§ What the task requires: This exercise asks for the entries below to be printed exactly.

§ Data to examine:
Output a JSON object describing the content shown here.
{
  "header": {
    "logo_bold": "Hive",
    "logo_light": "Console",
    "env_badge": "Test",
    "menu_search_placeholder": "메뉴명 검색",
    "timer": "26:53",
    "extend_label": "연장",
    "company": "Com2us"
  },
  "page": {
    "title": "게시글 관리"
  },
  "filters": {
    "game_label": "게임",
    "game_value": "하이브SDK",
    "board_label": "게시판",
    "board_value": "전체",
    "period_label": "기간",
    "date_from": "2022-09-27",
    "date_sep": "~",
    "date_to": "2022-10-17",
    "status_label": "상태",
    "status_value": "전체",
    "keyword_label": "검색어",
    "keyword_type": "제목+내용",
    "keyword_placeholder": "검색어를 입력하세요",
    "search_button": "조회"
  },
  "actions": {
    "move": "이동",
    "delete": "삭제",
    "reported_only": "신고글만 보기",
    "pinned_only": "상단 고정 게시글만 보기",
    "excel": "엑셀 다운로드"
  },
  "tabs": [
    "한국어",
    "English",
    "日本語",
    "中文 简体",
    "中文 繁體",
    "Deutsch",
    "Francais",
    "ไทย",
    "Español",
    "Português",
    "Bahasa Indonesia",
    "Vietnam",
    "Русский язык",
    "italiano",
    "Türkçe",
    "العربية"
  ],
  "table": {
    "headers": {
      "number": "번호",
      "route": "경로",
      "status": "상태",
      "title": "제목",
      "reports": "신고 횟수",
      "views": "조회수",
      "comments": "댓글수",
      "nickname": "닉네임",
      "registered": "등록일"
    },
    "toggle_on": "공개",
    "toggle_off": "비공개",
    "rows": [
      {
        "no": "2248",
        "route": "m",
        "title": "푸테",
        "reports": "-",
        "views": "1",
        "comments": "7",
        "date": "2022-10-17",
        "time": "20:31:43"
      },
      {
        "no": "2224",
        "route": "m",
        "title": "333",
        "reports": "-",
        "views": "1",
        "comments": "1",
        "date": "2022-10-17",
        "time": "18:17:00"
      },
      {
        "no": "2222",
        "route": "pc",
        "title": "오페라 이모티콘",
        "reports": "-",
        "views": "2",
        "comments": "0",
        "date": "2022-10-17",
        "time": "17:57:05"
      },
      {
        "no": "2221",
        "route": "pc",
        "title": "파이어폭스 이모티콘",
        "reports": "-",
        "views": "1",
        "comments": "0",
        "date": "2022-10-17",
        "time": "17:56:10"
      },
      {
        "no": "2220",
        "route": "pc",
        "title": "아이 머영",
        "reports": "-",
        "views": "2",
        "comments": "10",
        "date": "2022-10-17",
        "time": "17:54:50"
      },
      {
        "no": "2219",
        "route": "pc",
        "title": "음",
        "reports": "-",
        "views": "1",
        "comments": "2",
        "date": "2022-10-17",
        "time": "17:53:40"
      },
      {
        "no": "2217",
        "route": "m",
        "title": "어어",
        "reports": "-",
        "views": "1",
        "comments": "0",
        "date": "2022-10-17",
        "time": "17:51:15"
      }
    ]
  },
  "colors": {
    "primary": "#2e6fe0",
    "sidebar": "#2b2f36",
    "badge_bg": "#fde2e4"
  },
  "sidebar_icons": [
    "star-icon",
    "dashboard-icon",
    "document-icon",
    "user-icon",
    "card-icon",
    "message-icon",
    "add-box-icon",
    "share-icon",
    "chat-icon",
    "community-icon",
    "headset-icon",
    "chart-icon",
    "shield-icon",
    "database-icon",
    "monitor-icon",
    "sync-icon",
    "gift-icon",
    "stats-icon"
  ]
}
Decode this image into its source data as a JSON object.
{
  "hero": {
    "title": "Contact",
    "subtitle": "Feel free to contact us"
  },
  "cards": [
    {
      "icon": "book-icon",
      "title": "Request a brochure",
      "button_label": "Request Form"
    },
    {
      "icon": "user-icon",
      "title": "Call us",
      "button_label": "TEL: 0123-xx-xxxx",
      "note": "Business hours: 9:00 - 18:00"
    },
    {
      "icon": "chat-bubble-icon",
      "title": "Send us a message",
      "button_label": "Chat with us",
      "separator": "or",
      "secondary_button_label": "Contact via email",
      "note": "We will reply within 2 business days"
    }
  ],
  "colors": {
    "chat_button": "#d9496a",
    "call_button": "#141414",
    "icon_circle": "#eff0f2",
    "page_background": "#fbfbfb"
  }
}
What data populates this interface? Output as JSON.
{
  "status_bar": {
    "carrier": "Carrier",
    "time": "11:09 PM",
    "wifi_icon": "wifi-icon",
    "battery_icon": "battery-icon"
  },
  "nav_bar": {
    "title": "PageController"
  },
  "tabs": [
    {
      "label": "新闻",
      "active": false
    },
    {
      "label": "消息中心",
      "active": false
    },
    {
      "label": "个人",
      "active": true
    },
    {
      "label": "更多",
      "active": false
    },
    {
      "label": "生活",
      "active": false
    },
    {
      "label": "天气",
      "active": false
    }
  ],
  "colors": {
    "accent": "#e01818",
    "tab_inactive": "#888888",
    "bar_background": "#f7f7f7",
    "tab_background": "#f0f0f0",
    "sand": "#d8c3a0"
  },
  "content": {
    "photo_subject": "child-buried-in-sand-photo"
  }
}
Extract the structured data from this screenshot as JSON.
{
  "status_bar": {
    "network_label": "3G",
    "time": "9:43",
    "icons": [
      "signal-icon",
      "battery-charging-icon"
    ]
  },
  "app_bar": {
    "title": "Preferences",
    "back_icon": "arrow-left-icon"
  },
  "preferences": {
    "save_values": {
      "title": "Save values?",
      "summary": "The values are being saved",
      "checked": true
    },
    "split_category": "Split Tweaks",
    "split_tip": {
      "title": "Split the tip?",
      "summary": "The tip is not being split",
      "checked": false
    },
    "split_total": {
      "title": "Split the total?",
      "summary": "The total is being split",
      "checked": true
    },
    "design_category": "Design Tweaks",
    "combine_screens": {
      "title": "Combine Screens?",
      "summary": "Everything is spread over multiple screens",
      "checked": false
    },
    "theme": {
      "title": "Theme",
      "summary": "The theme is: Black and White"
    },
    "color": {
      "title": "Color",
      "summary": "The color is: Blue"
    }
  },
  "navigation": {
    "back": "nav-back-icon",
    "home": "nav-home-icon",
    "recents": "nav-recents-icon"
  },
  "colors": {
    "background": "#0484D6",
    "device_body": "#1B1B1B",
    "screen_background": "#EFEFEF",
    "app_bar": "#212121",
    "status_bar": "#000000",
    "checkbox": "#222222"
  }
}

§ Answer below:
Output a JSON object describing the content shown here.
{
  "header": {
    "logo_bold": "Hive",
    "logo_light": "Console",
    "env_badge": "Test",
    "menu_search_placeholder": "메뉴명 검색",
    "timer": "26:53",
    "extend_label": "연장",
    "company": "Com2us"
  },
  "page": {
    "title": "게시글 관리"
  },
  "filters": {
    "game_label": "게임",
    "game_value": "하이브SDK",
    "board_label": "게시판",
    "board_value": "전체",
    "period_label": "기간",
    "date_from": "2022-09-27",
    "date_sep": "~",
    "date_to": "2022-10-17",
    "status_label": "상태",
    "status_value": "전체",
    "keyword_label": "검색어",
    "keyword_type": "제목+내용",
    "keyword_placeholder": "검색어를 입력하세요",
    "search_button": "조회"
  },
  "actions": {
    "move": "이동",
    "delete": "삭제",
    "reported_only": "신고글만 보기",
    "pinned_only": "상단 고정 게시글만 보기",
    "excel": "엑셀 다운로드"
  },
  "tabs": [
    "한국어",
    "English",
    "日本語",
    "中文 简体",
    "中文 繁體",
    "Deutsch",
    "Francais",
    "ไทย",
    "Español",
    "Português",
    "Bahasa Indonesia",
    "Vietnam",
    "Русский язык",
    "italiano",
    "Türkçe",
    "العربية"
  ],
  "table": {
    "headers": {
      "number": "번호",
      "route": "경로",
      "status": "상태",
      "title": "제목",
      "reports": "신고 횟수",
      "views": "조회수",
      "comments": "댓글수",
      "nickname": "닉네임",
      "registered": "등록일"
    },
    "toggle_on": "공개",
    "toggle_off": "비공개",
    "rows": [
      {
        "no": "2248",
        "route": "m",
        "title": "푸테",
        "reports": "-",
        "views": "1",
        "comments": "7",
        "date": "2022-10-17",
        "time": "20:31:43"
      },
      {
        "no": "2224",
        "route": "m",
        "title": "333",
        "reports": "-",
        "views": "1",
        "comments": "1",
        "date": "2022-10-17",
        "time": "18:17:00"
      },
      {
        "no": "2222",
        "route": "pc",
        "title": "오페라 이모티콘",
        "reports": "-",
        "views": "2",
        "comments": "0",
        "date": "2022-10-17",
        "time": "17:57:05"
      },
      {
        "no": "2221",
        "route": "pc",
        "title": "파이어폭스 이모티콘",
        "reports": "-",
        "views": "1",
        "comments": "0",
        "date": "2022-10-17",
        "time": "17:56:10"
      },
      {
        "no": "2220",
        "route": "pc",
        "title": "아이 머영",
        "reports": "-",
        "views": "2",
        "comments": "10",
        "date": "2022-10-17",
        "time": "17:54:50"
      },
      {
        "no": "2219",
        "route": "pc",
        "title": "음",
        "reports": "-",
        "views": "1",
        "comments": "2",
        "date": "2022-10-17",
        "time": "17:53:40"
      },
      {
        "no": "2217",
        "route": "m",
        "title": "어어",
        "reports": "-",
        "views": "1",
        "comments": "0",
        "date": "2022-10-17",
        "time": "17:51:15"
      }
    ]
  },
  "colors": {
    "primary": "#2e6fe0",
    "sidebar": "#2b2f36",
    "badge_bg": "#fde2e4"
  },
  "sidebar_icons": [
    "star-icon",
    "dashboard-icon",
    "document-icon",
    "user-icon",
    "card-icon",
    "message-icon",
    "add-box-icon",
    "share-icon",
    "chat-icon",
    "community-icon",
    "headset-icon",
    "chart-icon",
    "shield-icon",
    "database-icon",
    "monitor-icon",
    "sync-icon",
    "gift-icon",
    "stats-icon"
  ]
}
Decode this image into its source data as a JSON object.
{
  "hero": {
    "title": "Contact",
    "subtitle": "Feel free to contact us"
  },
  "cards": [
    {
      "icon": "book-icon",
      "title": "Request a brochure",
      "button_label": "Request Form"
    },
    {
      "icon": "user-icon",
      "title": "Call us",
      "button_label": "TEL: 0123-xx-xxxx",
      "note": "Business hours: 9:00 - 18:00"
    },
    {
      "icon": "chat-bubble-icon",
      "title": "Send us a message",
      "button_label": "Chat with us",
      "separator": "or",
      "secondary_button_label": "Contact via email",
      "note": "We will reply within 2 business days"
    }
  ],
  "colors": {
    "chat_button": "#d9496a",
    "call_button": "#141414",
    "icon_circle": "#eff0f2",
    "page_background": "#fbfbfb"
  }
}
What data populates this interface? Output as JSON.
{
  "status_bar": {
    "carrier": "Carrier",
    "time": "11:09 PM",
    "wifi_icon": "wifi-icon",
    "battery_icon": "battery-icon"
  },
  "nav_bar": {
    "title": "PageController"
  },
  "tabs": [
    {
      "label": "新闻",
      "active": false
    },
    {
      "label": "消息中心",
      "active": false
    },
    {
      "label": "个人",
      "active": true
    },
    {
      "label": "更多",
      "active": false
    },
    {
      "label": "生活",
      "active": false
    },
    {
      "label": "天气",
      "active": false
    }
  ],
  "colors": {
    "accent": "#e01818",
    "tab_inactive": "#888888",
    "bar_background": "#f7f7f7",
    "tab_background": "#f0f0f0",
    "sand": "#d8c3a0"
  },
  "content": {
    "photo_subject": "child-buried-in-sand-photo"
  }
}
Extract the structured data from this screenshot as JSON.
{
  "status_bar": {
    "network_label": "3G",
    "time": "9:43",
    "icons": [
      "signal-icon",
      "battery-charging-icon"
    ]
  },
  "app_bar": {
    "title": "Preferences",
    "back_icon": "arrow-left-icon"
  },
  "preferences": {
    "save_values": {
      "title": "Save values?",
      "summary": "The values are being saved",
      "checked": true
    },
    "split_category": "Split Tweaks",
    "split_tip": {
      "title": "Split the tip?",
      "summary": "The tip is not being split",
      "checked": false
    },
    "split_total": {
      "title": "Split the total?",
      "summary": "The total is being split",
      "checked": true
    },
    "design_category": "Design Tweaks",
    "combine_screens": {
      "title": "Combine Screens?",
      "summary": "Everything is spread over multiple screens",
      "checked": false
    },
    "theme": {
      "title": "Theme",
      "summary": "The theme is: Black and White"
    },
    "color": {
      "title": "Color",
      "summary": "The color is: Blue"
    }
  },
  "navigation": {
    "back": "nav-back-icon",
    "home": "nav-home-icon",
    "recents": "nav-recents-icon"
  },
  "colors": {
    "background": "#0484D6",
    "device_body": "#1B1B1B",
    "screen_background": "#EFEFEF",
    "app_bar": "#212121",
    "status_bar": "#000000",
    "checkbox": "#222222"
  }
}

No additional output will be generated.